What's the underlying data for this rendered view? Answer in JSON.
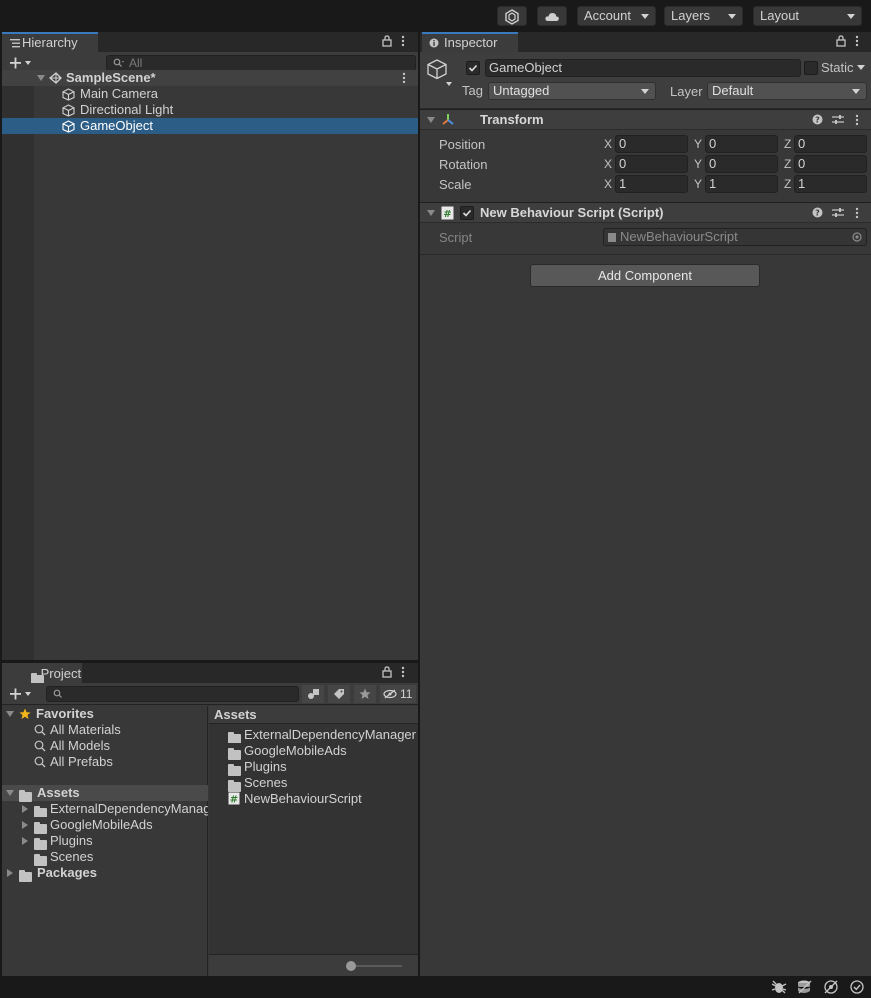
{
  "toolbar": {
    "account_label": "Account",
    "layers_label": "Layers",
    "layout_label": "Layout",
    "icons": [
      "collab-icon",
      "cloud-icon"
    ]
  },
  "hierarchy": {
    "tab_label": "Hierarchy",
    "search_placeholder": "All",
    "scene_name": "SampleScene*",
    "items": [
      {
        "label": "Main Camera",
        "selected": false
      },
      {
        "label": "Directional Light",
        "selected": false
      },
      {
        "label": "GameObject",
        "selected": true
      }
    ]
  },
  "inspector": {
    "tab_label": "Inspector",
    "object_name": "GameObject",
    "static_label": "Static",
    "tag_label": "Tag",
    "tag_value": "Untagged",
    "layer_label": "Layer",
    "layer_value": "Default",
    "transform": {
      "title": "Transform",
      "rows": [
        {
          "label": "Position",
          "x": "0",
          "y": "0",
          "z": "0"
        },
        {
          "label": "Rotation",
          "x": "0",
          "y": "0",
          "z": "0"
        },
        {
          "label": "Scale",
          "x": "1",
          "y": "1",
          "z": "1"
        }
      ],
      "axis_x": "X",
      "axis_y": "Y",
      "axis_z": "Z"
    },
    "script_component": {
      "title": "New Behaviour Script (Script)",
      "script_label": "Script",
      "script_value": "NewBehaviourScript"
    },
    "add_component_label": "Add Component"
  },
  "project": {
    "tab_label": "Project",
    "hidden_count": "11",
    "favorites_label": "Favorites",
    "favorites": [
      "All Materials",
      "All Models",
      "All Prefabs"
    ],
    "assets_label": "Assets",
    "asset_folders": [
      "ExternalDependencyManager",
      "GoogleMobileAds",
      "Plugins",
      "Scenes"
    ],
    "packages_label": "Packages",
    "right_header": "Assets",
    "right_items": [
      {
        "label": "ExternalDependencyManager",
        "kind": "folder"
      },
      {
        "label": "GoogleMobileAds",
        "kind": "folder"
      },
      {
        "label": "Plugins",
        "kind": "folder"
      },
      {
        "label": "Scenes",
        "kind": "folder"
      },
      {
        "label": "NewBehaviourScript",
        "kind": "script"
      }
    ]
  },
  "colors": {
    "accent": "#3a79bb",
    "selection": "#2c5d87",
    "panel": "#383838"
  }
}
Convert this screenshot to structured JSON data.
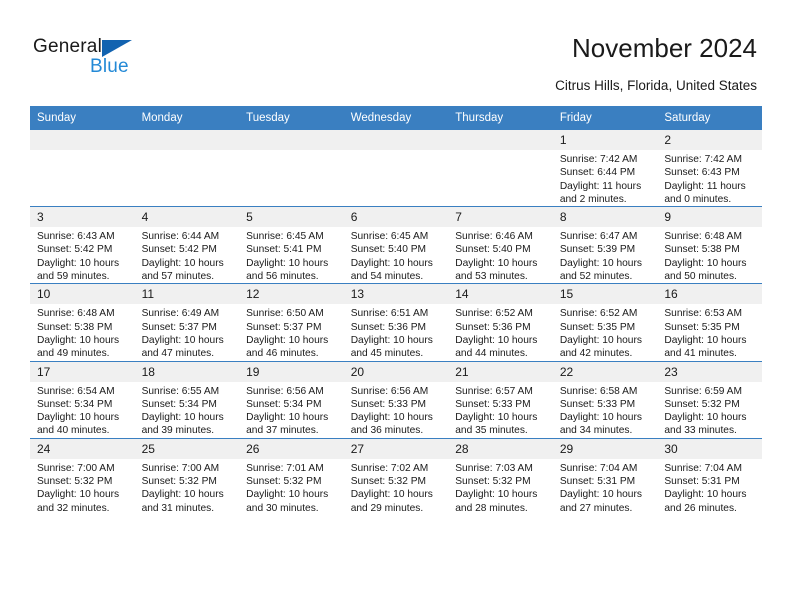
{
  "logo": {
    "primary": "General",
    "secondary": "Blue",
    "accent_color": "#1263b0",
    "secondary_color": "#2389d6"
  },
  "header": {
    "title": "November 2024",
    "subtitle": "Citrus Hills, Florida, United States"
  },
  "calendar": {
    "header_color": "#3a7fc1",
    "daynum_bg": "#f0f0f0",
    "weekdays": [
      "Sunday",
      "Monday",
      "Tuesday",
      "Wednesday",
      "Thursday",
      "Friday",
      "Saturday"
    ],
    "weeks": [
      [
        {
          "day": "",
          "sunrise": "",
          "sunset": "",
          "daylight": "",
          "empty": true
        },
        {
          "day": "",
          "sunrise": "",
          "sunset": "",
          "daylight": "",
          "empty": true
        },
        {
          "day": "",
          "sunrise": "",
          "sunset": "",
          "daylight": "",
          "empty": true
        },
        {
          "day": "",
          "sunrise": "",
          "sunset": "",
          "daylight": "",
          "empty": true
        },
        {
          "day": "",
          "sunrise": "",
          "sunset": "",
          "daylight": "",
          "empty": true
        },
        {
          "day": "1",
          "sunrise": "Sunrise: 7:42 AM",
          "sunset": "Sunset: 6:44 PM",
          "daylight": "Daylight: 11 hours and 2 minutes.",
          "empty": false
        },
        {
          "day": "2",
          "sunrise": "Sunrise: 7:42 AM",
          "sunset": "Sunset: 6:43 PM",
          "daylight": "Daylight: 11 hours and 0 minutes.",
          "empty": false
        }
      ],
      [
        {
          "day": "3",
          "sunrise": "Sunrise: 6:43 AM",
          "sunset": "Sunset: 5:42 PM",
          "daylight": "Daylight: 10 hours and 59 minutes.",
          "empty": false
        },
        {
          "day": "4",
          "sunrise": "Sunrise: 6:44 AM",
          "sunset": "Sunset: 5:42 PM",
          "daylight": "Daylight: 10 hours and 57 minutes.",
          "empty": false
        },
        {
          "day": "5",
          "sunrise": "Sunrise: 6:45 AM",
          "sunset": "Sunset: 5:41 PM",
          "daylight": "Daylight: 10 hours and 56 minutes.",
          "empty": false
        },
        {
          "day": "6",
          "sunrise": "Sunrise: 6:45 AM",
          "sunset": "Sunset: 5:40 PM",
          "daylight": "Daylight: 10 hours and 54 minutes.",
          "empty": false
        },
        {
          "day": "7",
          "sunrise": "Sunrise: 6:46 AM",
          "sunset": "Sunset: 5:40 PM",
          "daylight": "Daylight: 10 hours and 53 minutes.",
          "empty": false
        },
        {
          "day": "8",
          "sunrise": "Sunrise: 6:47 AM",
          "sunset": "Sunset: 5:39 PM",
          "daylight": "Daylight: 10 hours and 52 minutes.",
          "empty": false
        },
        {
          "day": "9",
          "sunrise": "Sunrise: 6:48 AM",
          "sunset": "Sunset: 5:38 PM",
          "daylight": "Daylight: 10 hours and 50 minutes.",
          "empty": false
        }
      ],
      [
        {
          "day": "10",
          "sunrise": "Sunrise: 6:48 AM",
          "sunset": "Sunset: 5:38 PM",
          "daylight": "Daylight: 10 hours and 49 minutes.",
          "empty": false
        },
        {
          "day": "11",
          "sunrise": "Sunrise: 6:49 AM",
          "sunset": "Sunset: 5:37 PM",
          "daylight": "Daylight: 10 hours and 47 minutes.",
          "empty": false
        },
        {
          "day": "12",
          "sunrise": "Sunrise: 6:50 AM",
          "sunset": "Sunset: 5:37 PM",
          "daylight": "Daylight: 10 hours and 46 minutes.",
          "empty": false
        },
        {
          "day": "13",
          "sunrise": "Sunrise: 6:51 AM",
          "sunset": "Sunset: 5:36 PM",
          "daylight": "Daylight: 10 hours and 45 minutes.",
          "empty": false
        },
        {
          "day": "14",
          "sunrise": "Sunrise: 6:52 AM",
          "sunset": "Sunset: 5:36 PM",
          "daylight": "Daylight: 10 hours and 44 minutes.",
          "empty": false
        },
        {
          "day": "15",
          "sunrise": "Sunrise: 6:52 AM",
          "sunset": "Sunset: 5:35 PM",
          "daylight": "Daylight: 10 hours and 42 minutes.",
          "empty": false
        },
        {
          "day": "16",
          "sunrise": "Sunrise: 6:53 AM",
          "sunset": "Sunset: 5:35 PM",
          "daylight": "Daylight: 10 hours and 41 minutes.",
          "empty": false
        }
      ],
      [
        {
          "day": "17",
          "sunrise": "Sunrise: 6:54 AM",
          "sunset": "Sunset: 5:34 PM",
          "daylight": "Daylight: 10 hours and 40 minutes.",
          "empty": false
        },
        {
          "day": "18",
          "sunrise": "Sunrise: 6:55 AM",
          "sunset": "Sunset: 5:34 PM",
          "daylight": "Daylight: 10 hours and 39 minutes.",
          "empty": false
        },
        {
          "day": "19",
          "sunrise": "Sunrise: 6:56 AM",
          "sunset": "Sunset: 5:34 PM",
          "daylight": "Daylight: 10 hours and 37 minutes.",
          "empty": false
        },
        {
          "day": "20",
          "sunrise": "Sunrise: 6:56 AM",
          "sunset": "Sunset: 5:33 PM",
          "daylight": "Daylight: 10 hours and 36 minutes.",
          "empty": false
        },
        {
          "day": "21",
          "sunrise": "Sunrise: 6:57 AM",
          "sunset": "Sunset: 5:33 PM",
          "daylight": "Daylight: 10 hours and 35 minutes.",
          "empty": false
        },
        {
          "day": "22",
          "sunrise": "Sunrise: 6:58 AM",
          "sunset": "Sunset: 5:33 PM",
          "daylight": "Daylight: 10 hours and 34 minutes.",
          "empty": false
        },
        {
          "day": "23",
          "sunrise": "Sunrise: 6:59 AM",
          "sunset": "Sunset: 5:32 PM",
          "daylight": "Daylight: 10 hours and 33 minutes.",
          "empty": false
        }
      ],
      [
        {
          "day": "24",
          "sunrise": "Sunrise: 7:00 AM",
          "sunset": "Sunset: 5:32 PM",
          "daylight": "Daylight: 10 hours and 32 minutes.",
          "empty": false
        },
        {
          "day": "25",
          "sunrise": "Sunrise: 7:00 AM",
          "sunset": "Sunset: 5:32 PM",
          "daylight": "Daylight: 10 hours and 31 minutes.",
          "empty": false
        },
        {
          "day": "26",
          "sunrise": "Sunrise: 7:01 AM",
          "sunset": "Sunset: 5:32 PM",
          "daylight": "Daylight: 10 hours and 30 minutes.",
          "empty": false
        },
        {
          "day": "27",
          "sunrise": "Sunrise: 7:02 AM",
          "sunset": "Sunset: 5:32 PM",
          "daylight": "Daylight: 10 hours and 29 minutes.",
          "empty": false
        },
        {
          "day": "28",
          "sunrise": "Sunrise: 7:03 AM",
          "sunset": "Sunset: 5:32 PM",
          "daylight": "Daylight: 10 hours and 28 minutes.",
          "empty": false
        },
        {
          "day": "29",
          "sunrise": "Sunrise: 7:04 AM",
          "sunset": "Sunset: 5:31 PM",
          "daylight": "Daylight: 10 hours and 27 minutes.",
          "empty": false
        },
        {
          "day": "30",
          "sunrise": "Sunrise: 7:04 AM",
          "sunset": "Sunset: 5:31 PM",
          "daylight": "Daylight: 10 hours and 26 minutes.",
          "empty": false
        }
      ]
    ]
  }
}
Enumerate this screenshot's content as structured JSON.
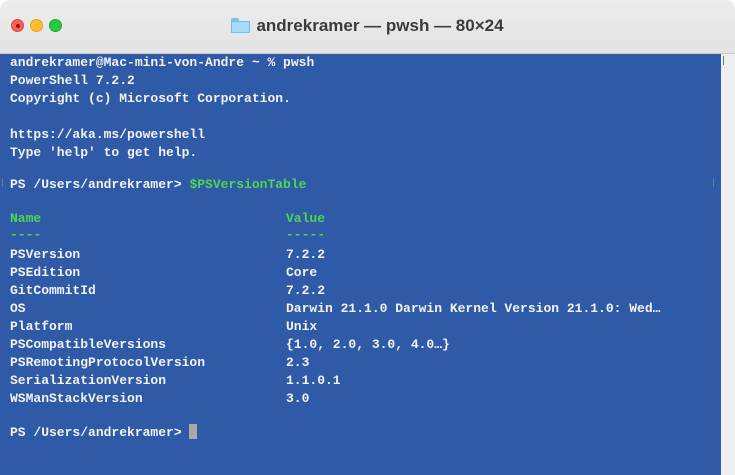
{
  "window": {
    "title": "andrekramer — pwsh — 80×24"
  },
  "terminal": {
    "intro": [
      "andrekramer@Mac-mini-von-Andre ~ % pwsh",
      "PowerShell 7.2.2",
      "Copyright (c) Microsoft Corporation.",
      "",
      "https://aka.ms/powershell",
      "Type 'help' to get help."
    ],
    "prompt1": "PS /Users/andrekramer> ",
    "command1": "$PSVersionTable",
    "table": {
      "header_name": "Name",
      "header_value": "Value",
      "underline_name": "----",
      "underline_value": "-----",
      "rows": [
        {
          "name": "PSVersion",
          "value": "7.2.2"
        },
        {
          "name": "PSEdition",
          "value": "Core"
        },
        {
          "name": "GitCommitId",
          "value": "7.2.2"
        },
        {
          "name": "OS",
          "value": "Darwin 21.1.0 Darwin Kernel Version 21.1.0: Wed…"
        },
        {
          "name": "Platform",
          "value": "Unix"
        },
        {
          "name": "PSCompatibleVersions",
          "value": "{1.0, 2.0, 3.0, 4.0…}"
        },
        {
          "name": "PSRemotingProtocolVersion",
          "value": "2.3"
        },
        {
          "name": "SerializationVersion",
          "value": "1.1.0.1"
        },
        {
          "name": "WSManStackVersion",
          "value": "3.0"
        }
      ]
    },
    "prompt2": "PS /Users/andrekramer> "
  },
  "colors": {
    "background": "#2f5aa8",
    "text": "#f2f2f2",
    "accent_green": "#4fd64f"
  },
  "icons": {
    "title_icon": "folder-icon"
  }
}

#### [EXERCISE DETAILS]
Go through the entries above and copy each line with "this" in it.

#### [EXERCISE SOLUTION]
What's the underlying data for this rendered view? Answer in JSON.
Convert this screenshot to structured JSON data.
Enumerate this screenshot's content as structured JSON.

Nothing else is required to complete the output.